**Work instruction:**
Word for word, set down the entries that follow.

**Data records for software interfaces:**
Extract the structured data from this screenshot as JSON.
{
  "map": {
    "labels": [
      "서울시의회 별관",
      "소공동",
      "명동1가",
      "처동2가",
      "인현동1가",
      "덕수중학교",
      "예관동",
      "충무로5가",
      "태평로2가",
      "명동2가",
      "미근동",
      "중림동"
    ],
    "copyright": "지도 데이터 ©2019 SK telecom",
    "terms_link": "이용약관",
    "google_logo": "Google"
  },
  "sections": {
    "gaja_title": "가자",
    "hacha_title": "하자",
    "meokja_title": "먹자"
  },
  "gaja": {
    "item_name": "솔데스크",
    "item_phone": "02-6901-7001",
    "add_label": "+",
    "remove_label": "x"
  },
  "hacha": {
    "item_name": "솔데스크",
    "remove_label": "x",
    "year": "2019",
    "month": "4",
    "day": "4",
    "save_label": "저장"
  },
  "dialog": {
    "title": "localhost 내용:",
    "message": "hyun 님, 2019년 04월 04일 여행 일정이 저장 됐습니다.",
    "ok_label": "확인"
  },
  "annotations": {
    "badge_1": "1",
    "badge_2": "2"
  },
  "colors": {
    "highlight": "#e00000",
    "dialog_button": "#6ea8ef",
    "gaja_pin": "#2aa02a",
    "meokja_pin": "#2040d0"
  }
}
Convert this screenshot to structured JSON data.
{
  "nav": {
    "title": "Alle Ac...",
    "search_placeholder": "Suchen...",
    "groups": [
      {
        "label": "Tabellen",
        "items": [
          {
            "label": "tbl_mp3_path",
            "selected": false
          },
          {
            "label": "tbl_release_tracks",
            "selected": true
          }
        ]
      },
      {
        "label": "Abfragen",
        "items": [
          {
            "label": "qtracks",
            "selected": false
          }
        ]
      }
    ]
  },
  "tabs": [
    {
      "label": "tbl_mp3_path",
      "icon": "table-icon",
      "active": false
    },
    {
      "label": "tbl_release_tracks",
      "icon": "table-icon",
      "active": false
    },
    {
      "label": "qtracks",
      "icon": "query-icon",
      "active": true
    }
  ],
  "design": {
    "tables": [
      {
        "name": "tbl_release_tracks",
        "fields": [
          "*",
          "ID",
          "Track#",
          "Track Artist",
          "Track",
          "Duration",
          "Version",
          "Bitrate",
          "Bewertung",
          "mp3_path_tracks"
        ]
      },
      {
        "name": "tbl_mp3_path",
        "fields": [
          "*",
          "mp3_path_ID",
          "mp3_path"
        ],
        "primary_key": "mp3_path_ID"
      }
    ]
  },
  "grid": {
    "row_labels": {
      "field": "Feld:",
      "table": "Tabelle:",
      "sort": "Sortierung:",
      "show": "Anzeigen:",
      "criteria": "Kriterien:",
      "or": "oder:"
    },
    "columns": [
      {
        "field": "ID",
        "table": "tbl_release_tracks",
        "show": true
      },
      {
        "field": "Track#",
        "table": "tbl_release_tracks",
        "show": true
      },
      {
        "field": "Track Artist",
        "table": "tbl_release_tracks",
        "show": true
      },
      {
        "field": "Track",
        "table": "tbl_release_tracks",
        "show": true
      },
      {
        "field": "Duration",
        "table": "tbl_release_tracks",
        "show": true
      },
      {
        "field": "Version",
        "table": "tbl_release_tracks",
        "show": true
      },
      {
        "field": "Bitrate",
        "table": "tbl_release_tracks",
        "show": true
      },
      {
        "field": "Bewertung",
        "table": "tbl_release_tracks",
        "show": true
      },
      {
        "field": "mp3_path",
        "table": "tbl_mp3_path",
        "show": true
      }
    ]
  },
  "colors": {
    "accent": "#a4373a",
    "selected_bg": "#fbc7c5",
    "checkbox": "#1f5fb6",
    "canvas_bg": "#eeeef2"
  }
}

**Exercise response:**
Extract the structured data from this screenshot as JSON.
{
  "map": {
    "labels": [
      "서울시의회 별관",
      "소공동",
      "명동1가",
      "처동2가",
      "인현동1가",
      "덕수중학교",
      "예관동",
      "충무로5가",
      "태평로2가",
      "명동2가",
      "미근동",
      "중림동"
    ],
    "copyright": "지도 데이터 ©2019 SK telecom",
    "terms_link": "이용약관",
    "google_logo": "Google"
  },
  "sections": {
    "gaja_title": "가자",
    "hacha_title": "하자",
    "meokja_title": "먹자"
  },
  "gaja": {
    "item_name": "솔데스크",
    "item_phone": "02-6901-7001",
    "add_label": "+",
    "remove_label": "x"
  },
  "hacha": {
    "item_name": "솔데스크",
    "remove_label": "x",
    "year": "2019",
    "month": "4",
    "day": "4",
    "save_label": "저장"
  },
  "dialog": {
    "title": "localhost 내용:",
    "message": "hyun 님, 2019년 04월 04일 여행 일정이 저장 됐습니다.",
    "ok_label": "확인"
  },
  "annotations": {
    "badge_1": "1",
    "badge_2": "2"
  },
  "colors": {
    "highlight": "#e00000",
    "dialog_button": "#6ea8ef",
    "gaja_pin": "#2aa02a",
    "meokja_pin": "#2040d0"
  }
}
Convert this screenshot to structured JSON data.
{
  "nav": {
    "title": "Alle Ac...",
    "search_placeholder": "Suchen...",
    "groups": [
      {
        "label": "Tabellen",
        "items": [
          {
            "label": "tbl_mp3_path",
            "selected": false
          },
          {
            "label": "tbl_release_tracks",
            "selected": true
          }
        ]
      },
      {
        "label": "Abfragen",
        "items": [
          {
            "label": "qtracks",
            "selected": false
          }
        ]
      }
    ]
  },
  "tabs": [
    {
      "label": "tbl_mp3_path",
      "icon": "table-icon",
      "active": false
    },
    {
      "label": "tbl_release_tracks",
      "icon": "table-icon",
      "active": false
    },
    {
      "label": "qtracks",
      "icon": "query-icon",
      "active": true
    }
  ],
  "design": {
    "tables": [
      {
        "name": "tbl_release_tracks",
        "fields": [
          "*",
          "ID",
          "Track#",
          "Track Artist",
          "Track",
          "Duration",
          "Version",
          "Bitrate",
          "Bewertung",
          "mp3_path_tracks"
        ]
      },
      {
        "name": "tbl_mp3_path",
        "fields": [
          "*",
          "mp3_path_ID",
          "mp3_path"
        ],
        "primary_key": "mp3_path_ID"
      }
    ]
  },
  "grid": {
    "row_labels": {
      "field": "Feld:",
      "table": "Tabelle:",
      "sort": "Sortierung:",
      "show": "Anzeigen:",
      "criteria": "Kriterien:",
      "or": "oder:"
    },
    "columns": [
      {
        "field": "ID",
        "table": "tbl_release_tracks",
        "show": true
      },
      {
        "field": "Track#",
        "table": "tbl_release_tracks",
        "show": true
      },
      {
        "field": "Track Artist",
        "table": "tbl_release_tracks",
        "show": true
      },
      {
        "field": "Track",
        "table": "tbl_release_tracks",
        "show": true
      },
      {
        "field": "Duration",
        "table": "tbl_release_tracks",
        "show": true
      },
      {
        "field": "Version",
        "table": "tbl_release_tracks",
        "show": true
      },
      {
        "field": "Bitrate",
        "table": "tbl_release_tracks",
        "show": true
      },
      {
        "field": "Bewertung",
        "table": "tbl_release_tracks",
        "show": true
      },
      {
        "field": "mp3_path",
        "table": "tbl_mp3_path",
        "show": true
      }
    ]
  },
  "colors": {
    "accent": "#a4373a",
    "selected_bg": "#fbc7c5",
    "checkbox": "#1f5fb6",
    "canvas_bg": "#eeeef2"
  }
}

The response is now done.